● **PROBLEM STATEMENT**
Using the records below, copy every line that holds the string "this".

● **DATASET**
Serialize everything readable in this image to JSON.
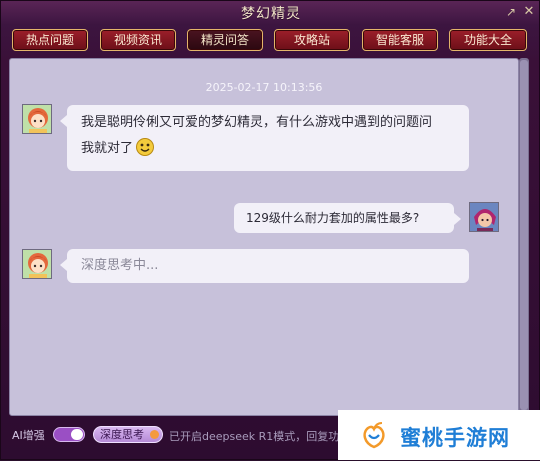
{
  "window": {
    "title": "梦幻精灵"
  },
  "tabs": [
    "热点问题",
    "视频资讯",
    "精灵问答",
    "攻略站",
    "智能客服",
    "功能大全"
  ],
  "active_tab": "精灵问答",
  "chat": {
    "timestamp": "2025-02-17 10:13:56",
    "messages": [
      {
        "sender": "bot",
        "line1": "我是聪明伶俐又可爱的梦幻精灵，有什么游戏中遇到的问题问",
        "line2": "我就对了"
      },
      {
        "sender": "user",
        "text": "129级什么耐力套加的属性最多?"
      },
      {
        "sender": "bot",
        "text": "深度思考中..."
      }
    ]
  },
  "bottombar": {
    "ai_label": "AI增强",
    "ai_toggle_on": true,
    "deep_button": "深度思考",
    "status_text": "已开启deepseek R1模式，回复功"
  },
  "watermark": {
    "text": "蜜桃手游网"
  },
  "icons": {
    "pop-out": "arrow-up-right-icon",
    "close": "close-icon",
    "emoji": "smile-emoji-icon",
    "logo": "peach-logo-icon"
  }
}
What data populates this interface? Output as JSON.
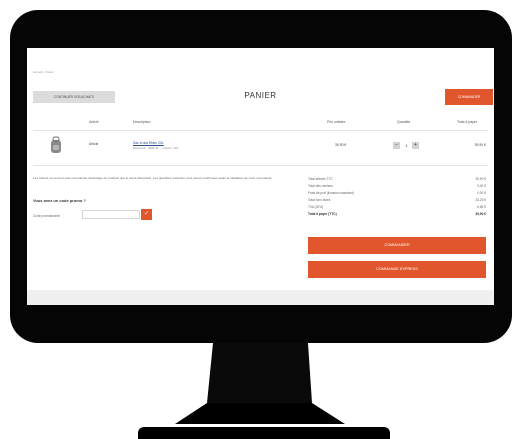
{
  "colors": {
    "accent": "#e1562c",
    "bezel": "#050505",
    "link": "#2c4d8a"
  },
  "icons": {
    "product": "backpack-icon",
    "promo_submit": "check-icon"
  },
  "page": {
    "breadcrumb": "Accueil › Panier",
    "title": "PANIER",
    "continue_button": "CONTINUER VOS ACHATS",
    "top_order_button": "COMMANDER"
  },
  "table": {
    "headers": [
      "Article",
      "Description",
      "Prix unitaire",
      "Quantité",
      "Total à payer"
    ],
    "row": {
      "article": "Article",
      "description": "Sac à dos Rider 20L",
      "description_sub": "Référence : SDR-20 — Coloris : Noir",
      "unit_price": "39,90 €",
      "quantity": "1",
      "qty_minus": "−",
      "qty_plus": "+",
      "total": "39,90 €"
    }
  },
  "note": "Les Clients ne peuvent pas commander davantage de produits que le stock disponible. Les quantités restantes vous seront confirmées avant la validation de votre commande.",
  "promo": {
    "title": "Vous avez un code promo ?",
    "label": "Code promotionnel",
    "placeholder": "",
    "submit": "✓"
  },
  "summary": [
    {
      "label": "Total articles TTC",
      "value": "39,90 €"
    },
    {
      "label": "Total des remises",
      "value": "0,00 €"
    },
    {
      "label": "Frais de port (livraison standard)",
      "value": "0,00 €"
    },
    {
      "label": "Total hors taxes",
      "value": "33,25 €"
    },
    {
      "label": "TVA (20%)",
      "value": "6,65 €"
    }
  ],
  "summary_total": {
    "label": "Total à payer (TTC)",
    "value": "39,90 €"
  },
  "buttons": {
    "order": "COMMANDER",
    "express": "COMMANDE EXPRESS"
  }
}
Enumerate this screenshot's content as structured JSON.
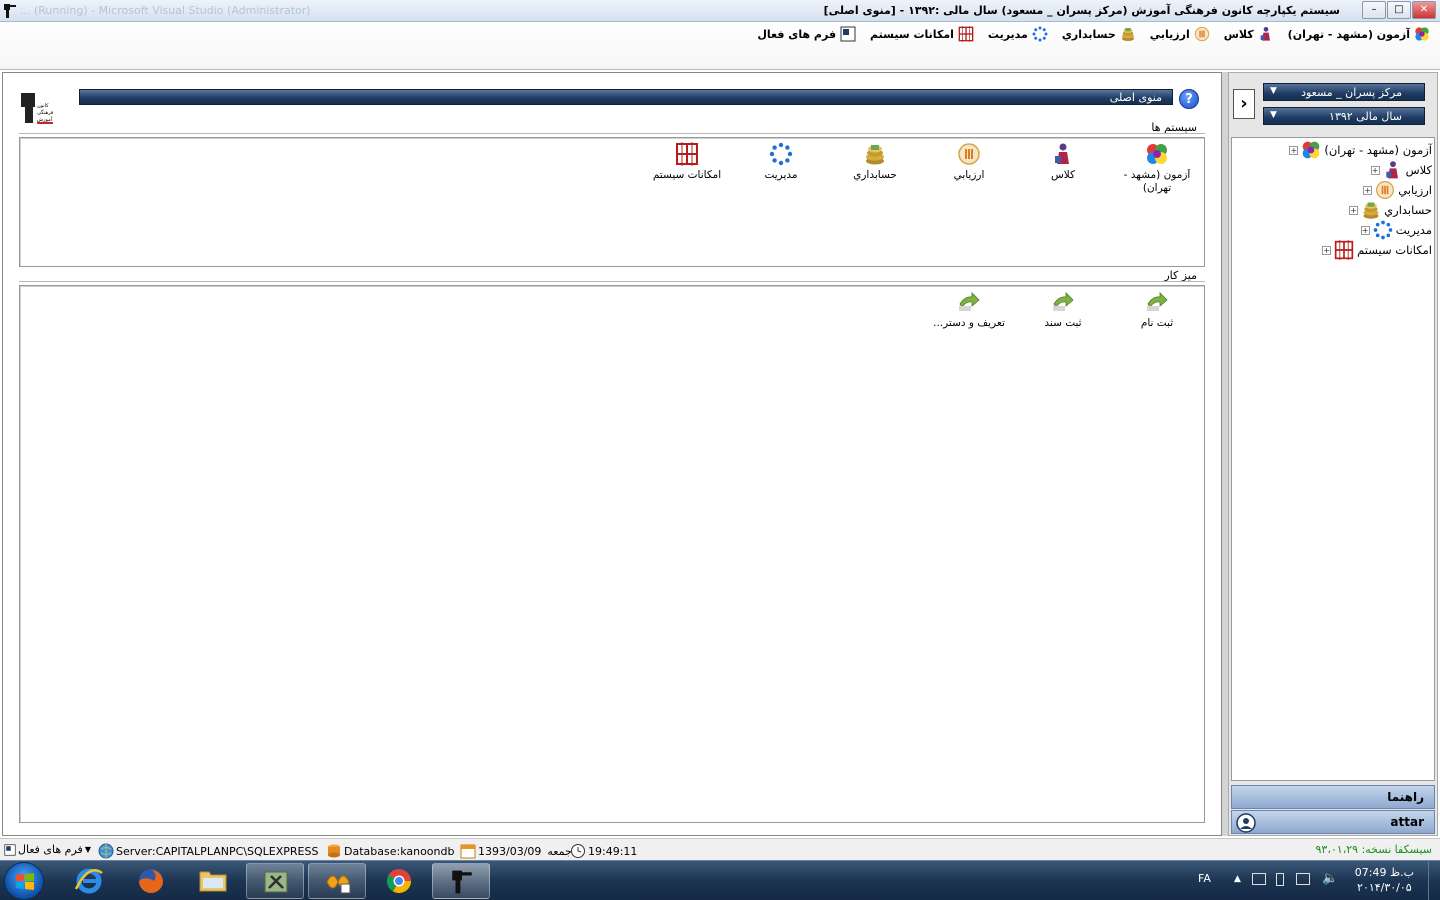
{
  "window": {
    "title": "سیستم یکپارچه کانون فرهنگی آموزش  (مرکز پسران _ مسعود) سال مالی :۱۳۹۲ - [منوی اصلی]",
    "ghost_title": "... (Running) - Microsoft Visual Studio (Administrator)",
    "buttons": {
      "minimize": "–",
      "maximize": "□",
      "close": "✕"
    }
  },
  "menubar": {
    "items": [
      {
        "label": "آزمون (مشهد - تهران)",
        "icon": "colorful-icon"
      },
      {
        "label": "كلاس",
        "icon": "class-icon"
      },
      {
        "label": "ارزيابي",
        "icon": "evaluation-icon"
      },
      {
        "label": "حسابداري",
        "icon": "coins-icon"
      },
      {
        "label": "مديريت",
        "icon": "management-icon"
      },
      {
        "label": "امکانات سیستم",
        "icon": "grid-icon"
      },
      {
        "label": "فرم های فعال",
        "icon": "forms-icon"
      }
    ]
  },
  "main": {
    "header": "منوی اصلی",
    "systems_label": "سیستم ها",
    "desk_label": "میز کار",
    "systems": [
      {
        "label": "آزمون (مشهد - تهران)",
        "icon": "colorful-icon"
      },
      {
        "label": "كلاس",
        "icon": "class-icon"
      },
      {
        "label": "ارزيابي",
        "icon": "evaluation-icon"
      },
      {
        "label": "حسابداري",
        "icon": "coins-icon"
      },
      {
        "label": "مديريت",
        "icon": "management-icon"
      },
      {
        "label": "امکانات سیستم",
        "icon": "grid-icon"
      }
    ],
    "desk": [
      {
        "label": "ثبت نام",
        "icon": "arrow-shortcut-icon"
      },
      {
        "label": "ثبت سند",
        "icon": "arrow-shortcut-icon"
      },
      {
        "label": "تعريف و دستر...",
        "icon": "arrow-shortcut-icon"
      }
    ]
  },
  "side": {
    "center_combo": "مرکز پسران _ مسعود",
    "year_combo": "سال مالی ۱۳۹۲",
    "tree": [
      {
        "label": "آزمون (مشهد - تهران)",
        "icon": "colorful-icon"
      },
      {
        "label": "كلاس",
        "icon": "class-icon"
      },
      {
        "label": "ارزيابي",
        "icon": "evaluation-icon"
      },
      {
        "label": "حسابداري",
        "icon": "coins-icon"
      },
      {
        "label": "مديريت",
        "icon": "management-icon"
      },
      {
        "label": "امکانات سیستم",
        "icon": "grid-icon"
      }
    ],
    "guide_button": "راهنما",
    "user_button": "attar"
  },
  "status": {
    "forms": "فرم های فعال",
    "server": "Server:CAPITALPLANPC\\SQLEXPRESS",
    "database": "Database:kanoondb",
    "date": "1393/03/09",
    "day": "جمعه",
    "time": "19:49:11",
    "version": "سیسکفا  نسخه: ۹۳،۰۱،۲۹"
  },
  "taskbar": {
    "language": "FA",
    "clock_time": "ب.ظ 07:49",
    "clock_date": "۲۰۱۴/۳۰/۰۵"
  },
  "colors": {
    "bar_dark": "#1f3a63",
    "version_green": "#1a8f1a",
    "taskbar": "#1d3552"
  }
}
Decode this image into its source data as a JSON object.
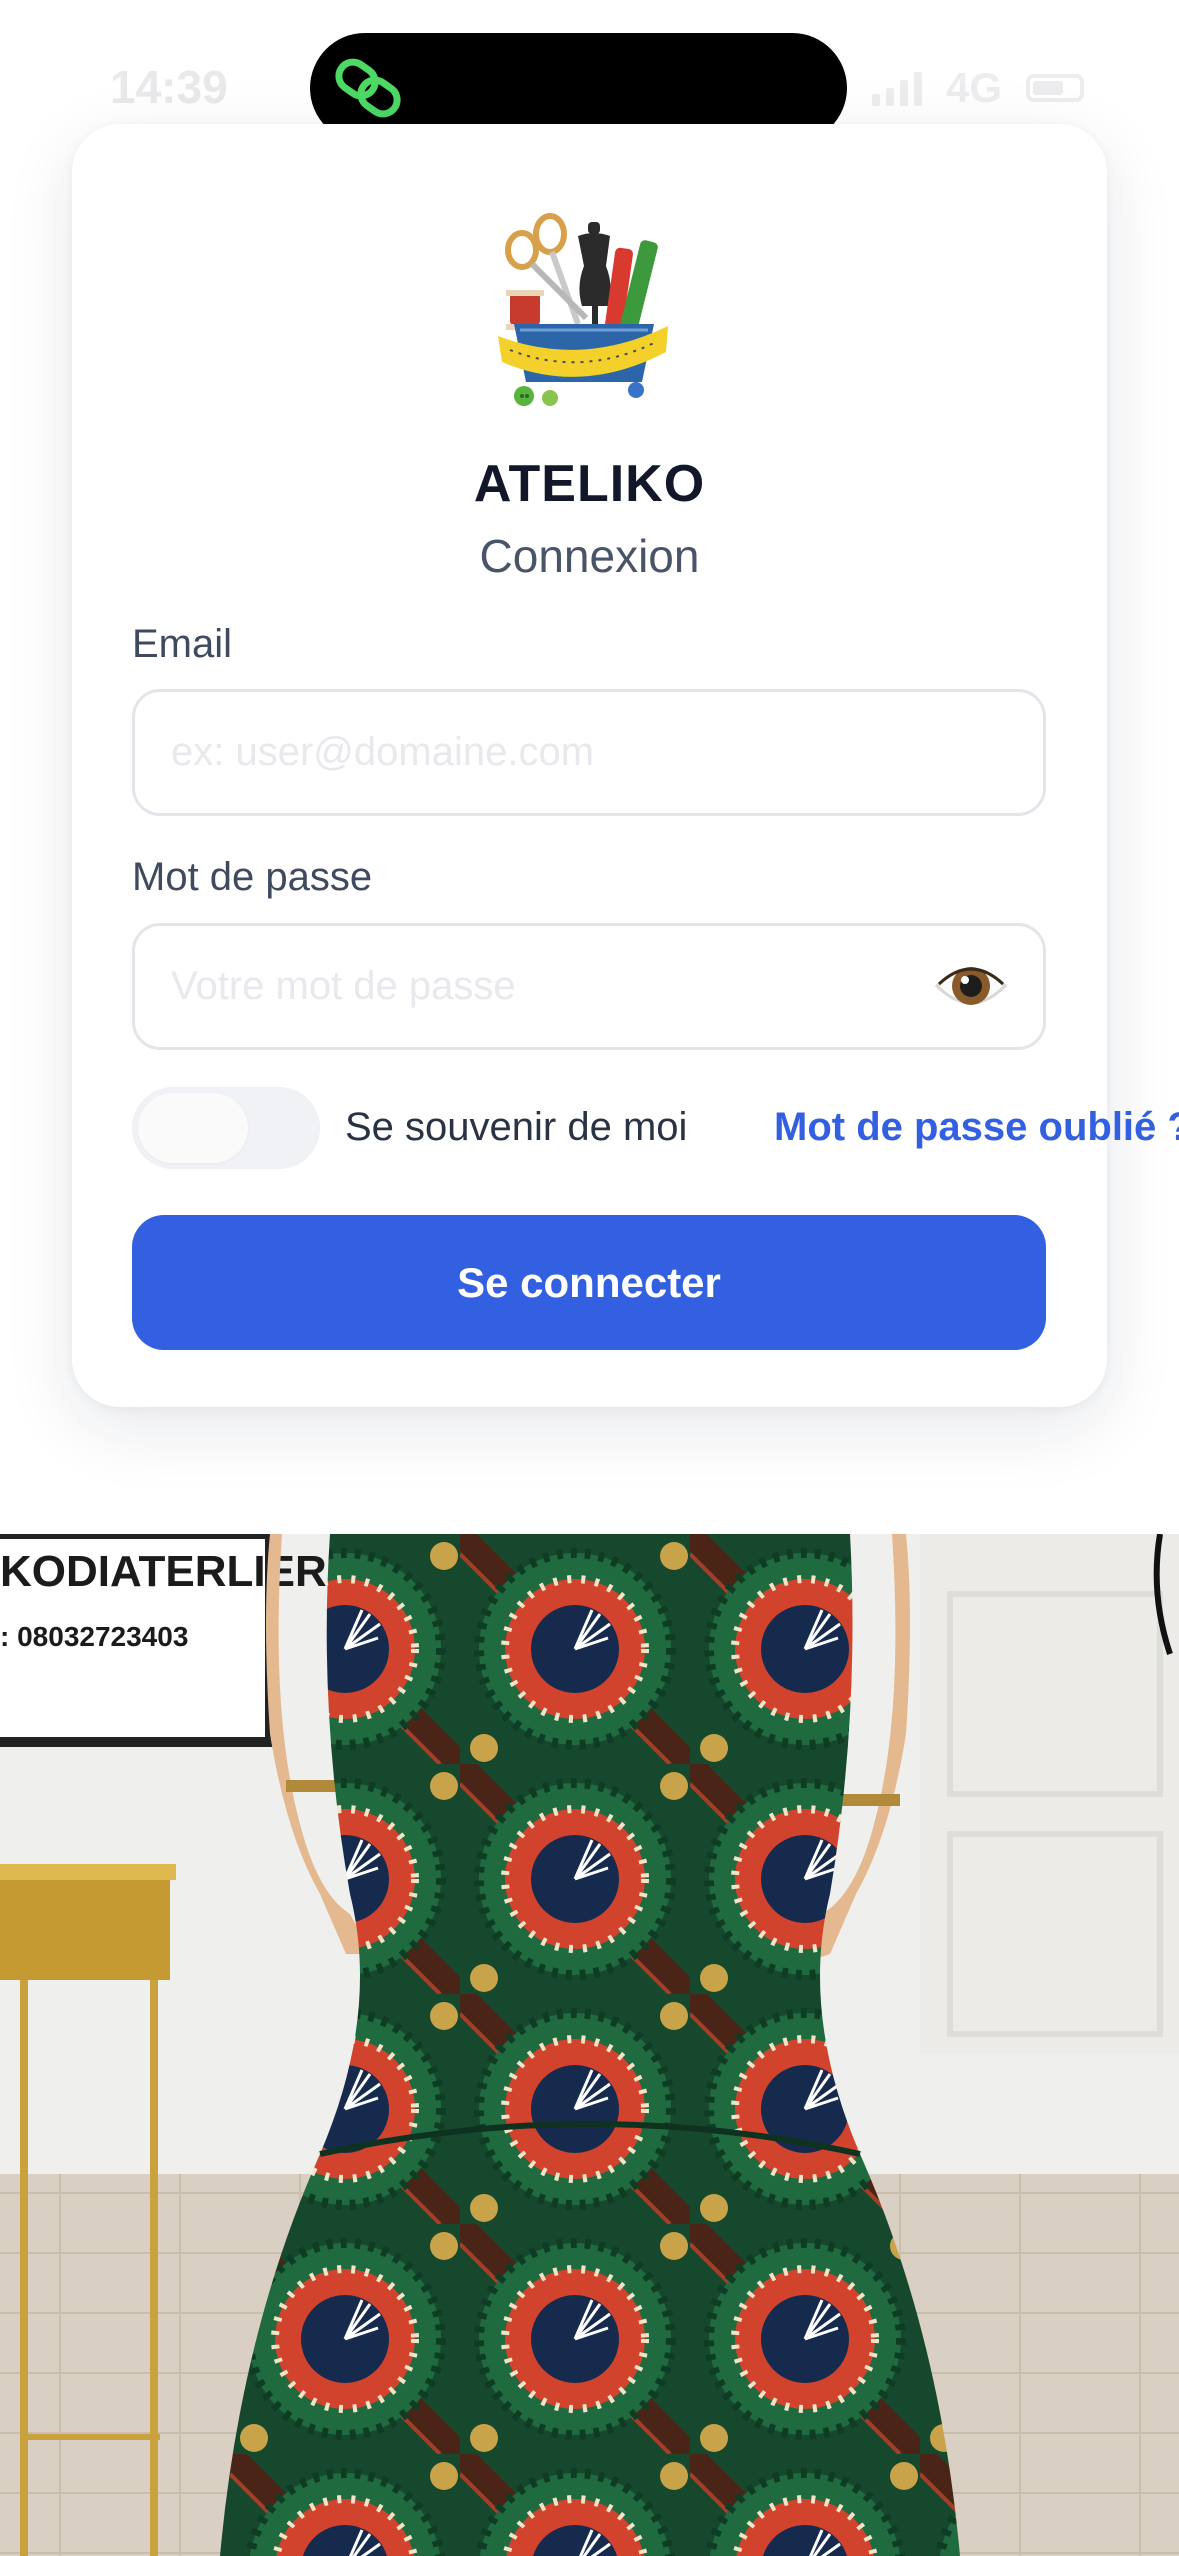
{
  "status_bar": {
    "time": "14:39",
    "network": "4G"
  },
  "app": {
    "name": "ATELIKO",
    "subtitle": "Connexion"
  },
  "form": {
    "email_label": "Email",
    "email_placeholder": "ex: user@domaine.com",
    "email_value": "",
    "password_label": "Mot de passe",
    "password_placeholder": "Votre mot de passe",
    "password_value": "",
    "show_password_icon": "eye-icon",
    "remember_label": "Se souvenir de moi",
    "remember_checked": false,
    "forgot_label": "Mot de passe oublié ?",
    "submit_label": "Se connecter"
  },
  "photo": {
    "sign_line1": "KODIATERLIERS",
    "sign_line2": ": 08032723403"
  },
  "colors": {
    "primary": "#3360e0",
    "title": "#121829",
    "text": "#3f4a5e",
    "island_icon": "#4cd964"
  }
}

● **THE COMPLETED TASK**
Serialize everything readable in this image to JSON.
What data populates this interface? Output as JSON.
Enumerate this screenshot's content as structured JSON.
Decode this image into its source data as a JSON object.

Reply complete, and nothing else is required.